-- The problem --
Every record that follows needs to be written out again, exactly.

== Data shown ==

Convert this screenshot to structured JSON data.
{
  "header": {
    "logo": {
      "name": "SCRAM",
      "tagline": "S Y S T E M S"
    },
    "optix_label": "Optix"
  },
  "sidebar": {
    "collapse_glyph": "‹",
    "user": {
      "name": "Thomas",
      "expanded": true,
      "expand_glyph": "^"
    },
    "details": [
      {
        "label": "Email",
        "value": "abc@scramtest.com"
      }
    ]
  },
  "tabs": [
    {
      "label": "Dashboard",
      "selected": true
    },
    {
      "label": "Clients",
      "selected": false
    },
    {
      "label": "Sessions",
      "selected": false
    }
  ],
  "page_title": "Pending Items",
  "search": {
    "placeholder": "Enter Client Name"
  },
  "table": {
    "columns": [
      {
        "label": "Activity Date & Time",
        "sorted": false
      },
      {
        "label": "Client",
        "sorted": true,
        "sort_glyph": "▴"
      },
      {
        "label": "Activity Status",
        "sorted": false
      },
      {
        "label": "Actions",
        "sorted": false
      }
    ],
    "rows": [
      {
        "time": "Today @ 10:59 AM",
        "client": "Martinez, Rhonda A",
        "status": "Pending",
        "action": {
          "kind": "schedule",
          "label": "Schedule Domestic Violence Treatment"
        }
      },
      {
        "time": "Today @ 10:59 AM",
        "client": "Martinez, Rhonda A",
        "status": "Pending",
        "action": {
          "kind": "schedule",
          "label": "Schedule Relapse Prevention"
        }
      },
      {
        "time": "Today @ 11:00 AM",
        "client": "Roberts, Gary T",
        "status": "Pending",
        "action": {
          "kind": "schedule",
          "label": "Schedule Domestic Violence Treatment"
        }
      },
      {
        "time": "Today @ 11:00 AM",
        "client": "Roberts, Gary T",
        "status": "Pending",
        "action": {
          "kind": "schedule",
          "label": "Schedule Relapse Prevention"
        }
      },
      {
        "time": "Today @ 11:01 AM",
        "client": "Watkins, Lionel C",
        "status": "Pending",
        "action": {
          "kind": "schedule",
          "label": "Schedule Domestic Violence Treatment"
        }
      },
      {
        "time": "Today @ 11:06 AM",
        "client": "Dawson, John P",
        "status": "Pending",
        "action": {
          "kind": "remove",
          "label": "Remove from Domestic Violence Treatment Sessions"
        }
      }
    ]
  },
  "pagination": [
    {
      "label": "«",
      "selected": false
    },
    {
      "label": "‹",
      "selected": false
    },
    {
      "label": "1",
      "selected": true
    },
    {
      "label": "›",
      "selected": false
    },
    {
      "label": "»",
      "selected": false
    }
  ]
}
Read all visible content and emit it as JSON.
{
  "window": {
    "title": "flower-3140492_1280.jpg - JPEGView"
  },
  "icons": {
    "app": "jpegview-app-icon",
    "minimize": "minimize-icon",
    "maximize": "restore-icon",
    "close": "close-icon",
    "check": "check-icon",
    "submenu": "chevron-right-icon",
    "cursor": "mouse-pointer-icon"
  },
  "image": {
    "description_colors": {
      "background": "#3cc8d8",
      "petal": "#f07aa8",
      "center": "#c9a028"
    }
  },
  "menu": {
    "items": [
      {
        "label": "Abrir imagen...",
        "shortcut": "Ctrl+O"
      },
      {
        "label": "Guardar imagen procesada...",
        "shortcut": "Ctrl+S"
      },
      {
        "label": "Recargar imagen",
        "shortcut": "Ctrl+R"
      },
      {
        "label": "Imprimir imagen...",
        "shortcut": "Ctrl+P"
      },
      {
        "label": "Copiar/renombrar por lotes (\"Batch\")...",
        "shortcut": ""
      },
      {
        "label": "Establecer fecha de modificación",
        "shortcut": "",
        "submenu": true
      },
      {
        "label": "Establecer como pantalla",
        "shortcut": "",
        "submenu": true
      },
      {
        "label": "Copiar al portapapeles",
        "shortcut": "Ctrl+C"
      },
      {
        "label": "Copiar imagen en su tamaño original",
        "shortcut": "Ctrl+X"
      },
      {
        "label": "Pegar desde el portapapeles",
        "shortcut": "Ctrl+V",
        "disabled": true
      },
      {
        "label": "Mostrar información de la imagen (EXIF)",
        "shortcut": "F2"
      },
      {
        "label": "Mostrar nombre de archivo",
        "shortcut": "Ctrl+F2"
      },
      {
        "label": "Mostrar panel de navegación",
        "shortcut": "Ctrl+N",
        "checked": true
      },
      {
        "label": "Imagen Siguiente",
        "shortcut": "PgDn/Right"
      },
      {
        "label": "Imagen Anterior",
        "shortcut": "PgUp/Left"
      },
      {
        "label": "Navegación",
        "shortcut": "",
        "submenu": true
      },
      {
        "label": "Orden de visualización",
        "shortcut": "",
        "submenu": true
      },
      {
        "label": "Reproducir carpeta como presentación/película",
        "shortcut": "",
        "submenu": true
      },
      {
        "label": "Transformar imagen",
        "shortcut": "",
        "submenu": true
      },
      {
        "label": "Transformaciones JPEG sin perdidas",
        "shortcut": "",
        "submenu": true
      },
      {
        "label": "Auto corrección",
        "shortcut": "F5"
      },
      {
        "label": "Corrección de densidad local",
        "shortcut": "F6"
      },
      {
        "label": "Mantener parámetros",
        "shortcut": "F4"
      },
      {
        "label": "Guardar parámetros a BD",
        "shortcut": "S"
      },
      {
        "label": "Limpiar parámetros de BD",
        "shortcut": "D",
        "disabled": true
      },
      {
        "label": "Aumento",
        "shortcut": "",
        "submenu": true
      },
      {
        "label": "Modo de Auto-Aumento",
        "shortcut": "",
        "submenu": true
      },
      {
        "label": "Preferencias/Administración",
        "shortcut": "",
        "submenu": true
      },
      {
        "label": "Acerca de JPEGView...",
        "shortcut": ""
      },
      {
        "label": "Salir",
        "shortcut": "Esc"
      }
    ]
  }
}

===

-- Result of the task --
Convert this screenshot to structured JSON data.
{
  "header": {
    "logo": {
      "name": "SCRAM",
      "tagline": "S Y S T E M S"
    },
    "optix_label": "Optix"
  },
  "sidebar": {
    "collapse_glyph": "‹",
    "user": {
      "name": "Thomas",
      "expanded": true,
      "expand_glyph": "^"
    },
    "details": [
      {
        "label": "Email",
        "value": "abc@scramtest.com"
      }
    ]
  },
  "tabs": [
    {
      "label": "Dashboard",
      "selected": true
    },
    {
      "label": "Clients",
      "selected": false
    },
    {
      "label": "Sessions",
      "selected": false
    }
  ],
  "page_title": "Pending Items",
  "search": {
    "placeholder": "Enter Client Name"
  },
  "table": {
    "columns": [
      {
        "label": "Activity Date & Time",
        "sorted": false
      },
      {
        "label": "Client",
        "sorted": true,
        "sort_glyph": "▴"
      },
      {
        "label": "Activity Status",
        "sorted": false
      },
      {
        "label": "Actions",
        "sorted": false
      }
    ],
    "rows": [
      {
        "time": "Today @ 10:59 AM",
        "client": "Martinez, Rhonda A",
        "status": "Pending",
        "action": {
          "kind": "schedule",
          "label": "Schedule Domestic Violence Treatment"
        }
      },
      {
        "time": "Today @ 10:59 AM",
        "client": "Martinez, Rhonda A",
        "status": "Pending",
        "action": {
          "kind": "schedule",
          "label": "Schedule Relapse Prevention"
        }
      },
      {
        "time": "Today @ 11:00 AM",
        "client": "Roberts, Gary T",
        "status": "Pending",
        "action": {
          "kind": "schedule",
          "label": "Schedule Domestic Violence Treatment"
        }
      },
      {
        "time": "Today @ 11:00 AM",
        "client": "Roberts, Gary T",
        "status": "Pending",
        "action": {
          "kind": "schedule",
          "label": "Schedule Relapse Prevention"
        }
      },
      {
        "time": "Today @ 11:01 AM",
        "client": "Watkins, Lionel C",
        "status": "Pending",
        "action": {
          "kind": "schedule",
          "label": "Schedule Domestic Violence Treatment"
        }
      },
      {
        "time": "Today @ 11:06 AM",
        "client": "Dawson, John P",
        "status": "Pending",
        "action": {
          "kind": "remove",
          "label": "Remove from Domestic Violence Treatment Sessions"
        }
      }
    ]
  },
  "pagination": [
    {
      "label": "«",
      "selected": false
    },
    {
      "label": "‹",
      "selected": false
    },
    {
      "label": "1",
      "selected": true
    },
    {
      "label": "›",
      "selected": false
    },
    {
      "label": "»",
      "selected": false
    }
  ]
}
Read all visible content and emit it as JSON.
{
  "window": {
    "title": "flower-3140492_1280.jpg - JPEGView"
  },
  "icons": {
    "app": "jpegview-app-icon",
    "minimize": "minimize-icon",
    "maximize": "restore-icon",
    "close": "close-icon",
    "check": "check-icon",
    "submenu": "chevron-right-icon",
    "cursor": "mouse-pointer-icon"
  },
  "image": {
    "description_colors": {
      "background": "#3cc8d8",
      "petal": "#f07aa8",
      "center": "#c9a028"
    }
  },
  "menu": {
    "items": [
      {
        "label": "Abrir imagen...",
        "shortcut": "Ctrl+O"
      },
      {
        "label": "Guardar imagen procesada...",
        "shortcut": "Ctrl+S"
      },
      {
        "label": "Recargar imagen",
        "shortcut": "Ctrl+R"
      },
      {
        "label": "Imprimir imagen...",
        "shortcut": "Ctrl+P"
      },
      {
        "label": "Copiar/renombrar por lotes (\"Batch\")...",
        "shortcut": ""
      },
      {
        "label": "Establecer fecha de modificación",
        "shortcut": "",
        "submenu": true
      },
      {
        "label": "Establecer como pantalla",
        "shortcut": "",
        "submenu": true
      },
      {
        "label": "Copiar al portapapeles",
        "shortcut": "Ctrl+C"
      },
      {
        "label": "Copiar imagen en su tamaño original",
        "shortcut": "Ctrl+X"
      },
      {
        "label": "Pegar desde el portapapeles",
        "shortcut": "Ctrl+V",
        "disabled": true
      },
      {
        "label": "Mostrar información de la imagen (EXIF)",
        "shortcut": "F2"
      },
      {
        "label": "Mostrar nombre de archivo",
        "shortcut": "Ctrl+F2"
      },
      {
        "label": "Mostrar panel de navegación",
        "shortcut": "Ctrl+N",
        "checked": true
      },
      {
        "label": "Imagen Siguiente",
        "shortcut": "PgDn/Right"
      },
      {
        "label": "Imagen Anterior",
        "shortcut": "PgUp/Left"
      },
      {
        "label": "Navegación",
        "shortcut": "",
        "submenu": true
      },
      {
        "label": "Orden de visualización",
        "shortcut": "",
        "submenu": true
      },
      {
        "label": "Reproducir carpeta como presentación/película",
        "shortcut": "",
        "submenu": true
      },
      {
        "label": "Transformar imagen",
        "shortcut": "",
        "submenu": true
      },
      {
        "label": "Transformaciones JPEG sin perdidas",
        "shortcut": "",
        "submenu": true
      },
      {
        "label": "Auto corrección",
        "shortcut": "F5"
      },
      {
        "label": "Corrección de densidad local",
        "shortcut": "F6"
      },
      {
        "label": "Mantener parámetros",
        "shortcut": "F4"
      },
      {
        "label": "Guardar parámetros a BD",
        "shortcut": "S"
      },
      {
        "label": "Limpiar parámetros de BD",
        "shortcut": "D",
        "disabled": true
      },
      {
        "label": "Aumento",
        "shortcut": "",
        "submenu": true
      },
      {
        "label": "Modo de Auto-Aumento",
        "shortcut": "",
        "submenu": true
      },
      {
        "label": "Preferencias/Administración",
        "shortcut": "",
        "submenu": true
      },
      {
        "label": "Acerca de JPEGView...",
        "shortcut": ""
      },
      {
        "label": "Salir",
        "shortcut": "Esc"
      }
    ]
  }
}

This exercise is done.